    Begaiym Esenkulova

    6. Global Labor Rights and the Interstitial Role of Trade Law

    Alan Hyde

    Part 2. The Protection of Intellectual Property

    7. Trade, Intellectual Property Rights and the Exercise of Autonomy

    David Tilt

    8. Copyright Aspects of the European Union’s Free Trade Agreements

    Péter Mezei

    Part 3. Investment Protection

    9. Extricating the Illegality Requirement from Judicial Expropriation

    Martin Jarrett

    10. Third Party Funding for SME Access to Investment Arbitration

    Bálint Kovács

    11. Foreign Investment Policy in the Post-Lisbon Common Commercial Policy. An Institutionalist Perspective

    Péter Márton and Szilárd Gáspár-Szilágyi

    12. International Investment Agreements: Recalibration in Progress: Regulating Investor Behaviour Through IIAs

    Lukas Vanhonnaeker

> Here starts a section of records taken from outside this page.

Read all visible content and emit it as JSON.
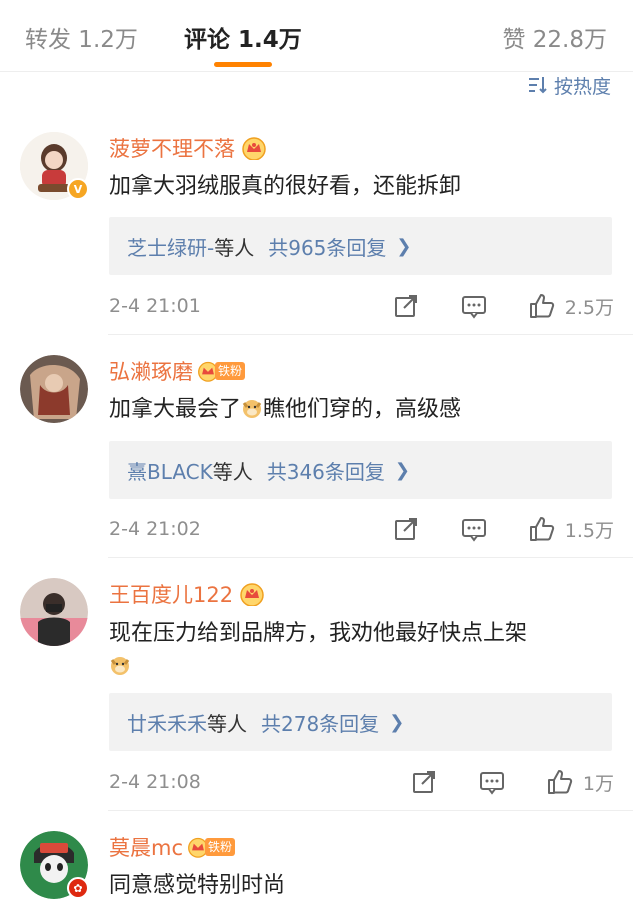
{
  "tabs": {
    "repost": "转发 1.2万",
    "comment": "评论 1.4万",
    "like": "赞 22.8万"
  },
  "sort": {
    "label": "按热度",
    "icon": "sort-icon"
  },
  "colors": {
    "accent": "#ff8200",
    "username": "#eb7340",
    "link": "#5d7fad"
  },
  "comments": [
    {
      "username": "菠萝不理不落",
      "badge": "crown",
      "verified": "V",
      "text": "加拿大羽绒服真的很好看，还能拆卸",
      "reply_names": "芝士绿研-",
      "reply_etc": "等人",
      "reply_count": "共965条回复",
      "time": "2-4 21:01",
      "likes": "2.5万"
    },
    {
      "username": "弘濑琢磨",
      "badge": "fan",
      "fan_tag": "铁粉",
      "text_before": "加拿大最会了",
      "text_after": "瞧他们穿的，高级感",
      "reply_names": "熹BLACK",
      "reply_etc": "等人",
      "reply_count": "共346条回复",
      "time": "2-4 21:02",
      "likes": "1.5万"
    },
    {
      "username": "王百度儿122",
      "badge": "crown",
      "text": "现在压力给到品牌方，我劝他最好快点上架",
      "reply_names": "廿禾禾禾",
      "reply_etc": "等人",
      "reply_count": "共278条回复",
      "time": "2-4 21:08",
      "likes": "1万"
    },
    {
      "username": "莫晨mc",
      "badge": "fan",
      "fan_tag": "铁粉",
      "text": "同意感觉特别时尚"
    }
  ]
}
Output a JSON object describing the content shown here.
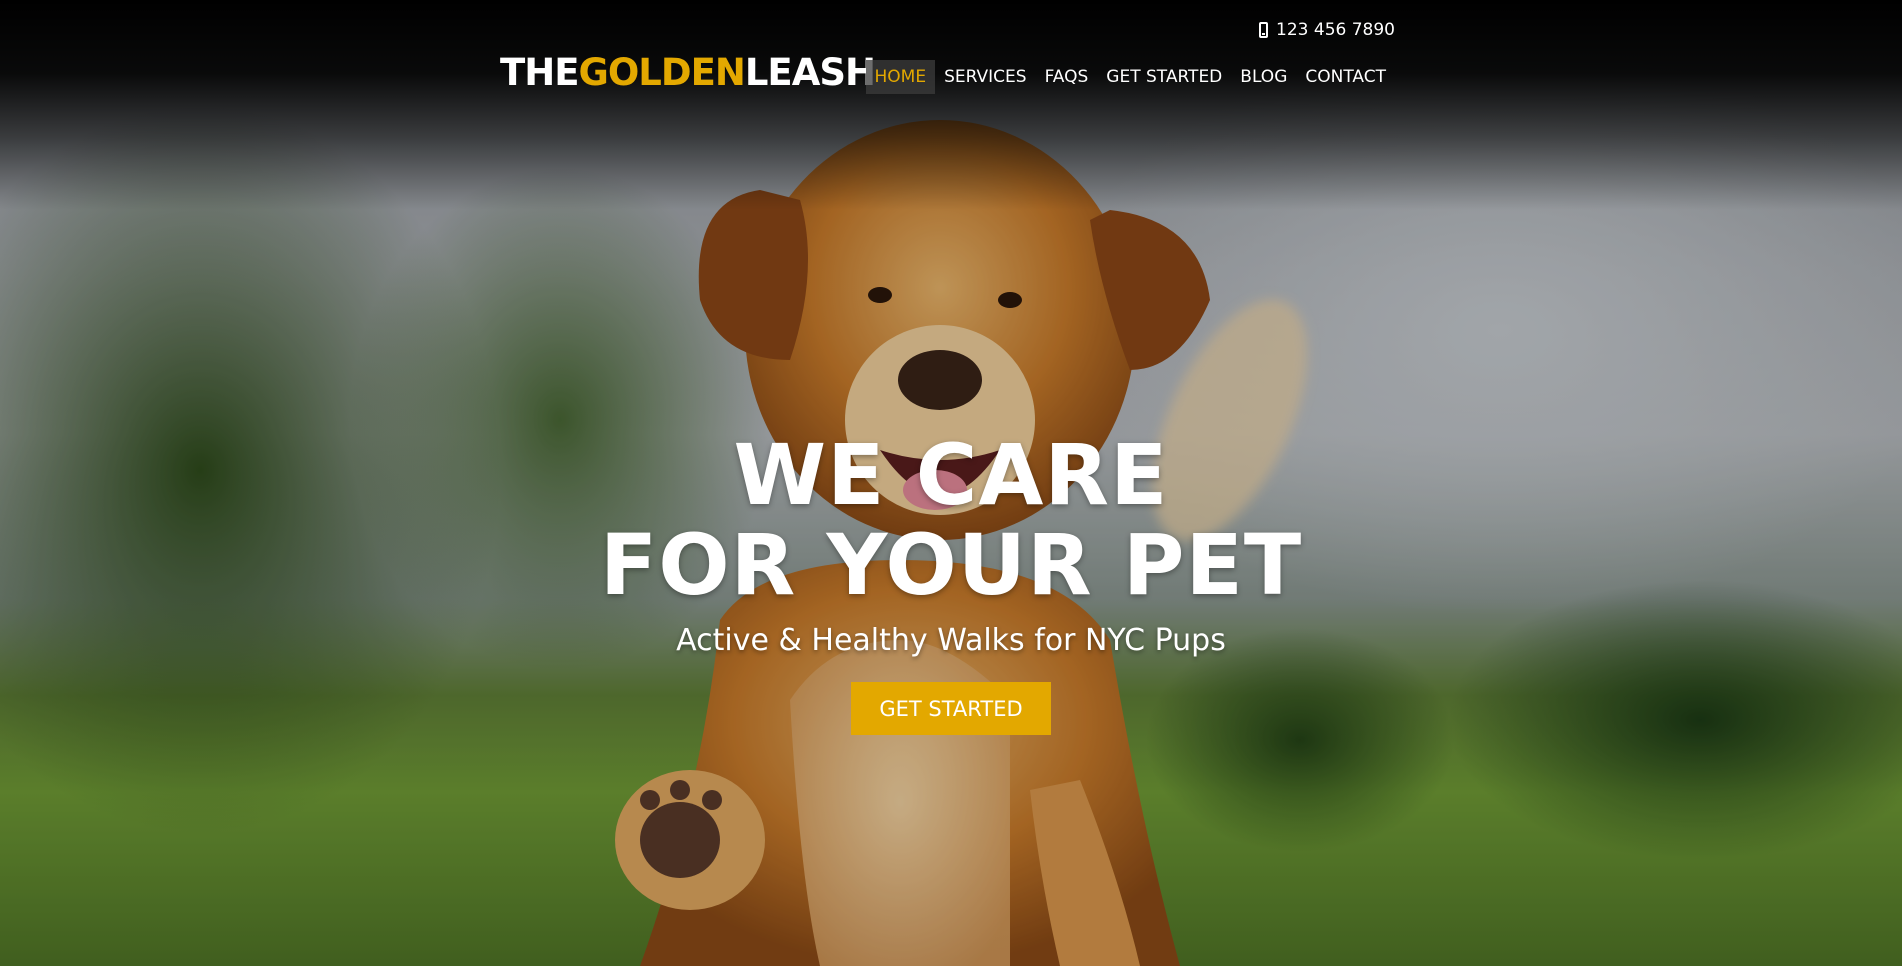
{
  "header": {
    "phone_number": "123 456 7890",
    "logo": {
      "part1": "THE",
      "part2": "GOLDEN",
      "part3": "LEASH"
    },
    "nav": [
      {
        "label": "HOME",
        "active": true
      },
      {
        "label": "SERVICES",
        "active": false
      },
      {
        "label": "FAQS",
        "active": false
      },
      {
        "label": "GET STARTED",
        "active": false
      },
      {
        "label": "BLOG",
        "active": false
      },
      {
        "label": "CONTACT",
        "active": false
      }
    ]
  },
  "hero": {
    "headline_line1": "WE CARE",
    "headline_line2": "FOR YOUR PET",
    "subheadline": "Active & Healthy Walks for NYC Pups",
    "cta_label": "GET STARTED"
  },
  "colors": {
    "accent": "#e3a800",
    "text": "#ffffff",
    "header_bg": "#000000"
  },
  "icons": {
    "phone": "mobile-phone-icon"
  }
}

    Csongor István Nagy is professor of law at and  head of the Department of Private International Law at the University of Szeged, Hungary, and research chair at the Center for Social Sciences of the Eötvös Loránd Research Network, Hungary. He is visiting professor at the Central European University, Budapest/New York and the Sapientia University of Translyvania, Romania. He is associate member at the Center for Private International Law at the University of Aberdeen, UK. He is admitted to the Budapest Bar, arbitrator at the Court of Arbitration attached to the Hungarian Chamber of Commerce and Industry and member of the Panel of Conciliators and Arbitrators at the International Centre for Settlement of Investment Disputes (ICSID). He graduated from the Eötvös Loránd University of Sciences (ELTE, dr. jur.) Hungary, in 2003, where he also earned a PhD in 2009. During his studies he was a member of the István Bibó College of Law and of the Invisible College. He received masters (LLM, 2004) and SJD degrees (2010) from the Central European University (CEU). As an exchange student, he pursued graduate studies in Rotterdam, Heidelberg,and Ithaca, New York (Cornell University). He had visiting appointments in the Hague (Asser Institute), Munich (twice, Max Planck Institute), Brno (Masarykova University), CEU Business School (Budapest), Hamburg (Max Planck Institute), Edinburgh (University of Edinburgh), London (BIICL), Riga (Riga Graduate School of Law), Bloomington, Indiana (Indiana University), Brisbane, Australia (University of Queensland), Beijing (China-EU School of Law), Taipei, Taiwan (National Chengchi University), Florence (European University Institute) and Rome (LUISS); and was senior fellow at the Center for International Governance Innovation in Canada and Eurojus legal counsel in the European Commission’s Representation in Hungary. He has more than 210 publications in English, French, German, Hungarian, Romanian, and (in translation) in Croatian and Spanish. His works have been widely cited, among other, by the Court of Justice of the European Union and the Hungarian Supreme Court.